For each record below, write an exact copy.

Input data section start

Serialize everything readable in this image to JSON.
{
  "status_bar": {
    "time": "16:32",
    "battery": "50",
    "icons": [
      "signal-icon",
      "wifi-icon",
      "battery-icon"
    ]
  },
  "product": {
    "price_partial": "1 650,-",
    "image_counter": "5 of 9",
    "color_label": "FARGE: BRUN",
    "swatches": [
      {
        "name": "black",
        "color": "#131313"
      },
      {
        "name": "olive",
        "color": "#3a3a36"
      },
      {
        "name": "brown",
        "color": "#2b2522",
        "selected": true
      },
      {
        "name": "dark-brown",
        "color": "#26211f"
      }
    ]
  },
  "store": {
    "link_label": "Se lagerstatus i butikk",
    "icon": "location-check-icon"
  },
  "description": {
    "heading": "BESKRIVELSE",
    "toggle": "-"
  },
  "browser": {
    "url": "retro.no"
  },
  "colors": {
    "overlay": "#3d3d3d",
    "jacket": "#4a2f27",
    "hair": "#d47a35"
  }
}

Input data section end

_Problem solution_
Serialize everything readable in this image to JSON.
{
  "status_bar": {
    "time": "16:32",
    "battery": "50",
    "icons": [
      "signal-icon",
      "wifi-icon",
      "battery-icon"
    ]
  },
  "product": {
    "price_partial": "1 650,-",
    "image_counter": "5 of 9",
    "color_label": "FARGE: BRUN",
    "swatches": [
      {
        "name": "black",
        "color": "#131313"
      },
      {
        "name": "olive",
        "color": "#3a3a36"
      },
      {
        "name": "brown",
        "color": "#2b2522",
        "selected": true
      },
      {
        "name": "dark-brown",
        "color": "#26211f"
      }
    ]
  },
  "store": {
    "link_label": "Se lagerstatus i butikk",
    "icon": "location-check-icon"
  },
  "description": {
    "heading": "BESKRIVELSE",
    "toggle": "-"
  },
  "browser": {
    "url": "retro.no"
  },
  "colors": {
    "overlay": "#3d3d3d",
    "jacket": "#4a2f27",
    "hair": "#d47a35"
  }
}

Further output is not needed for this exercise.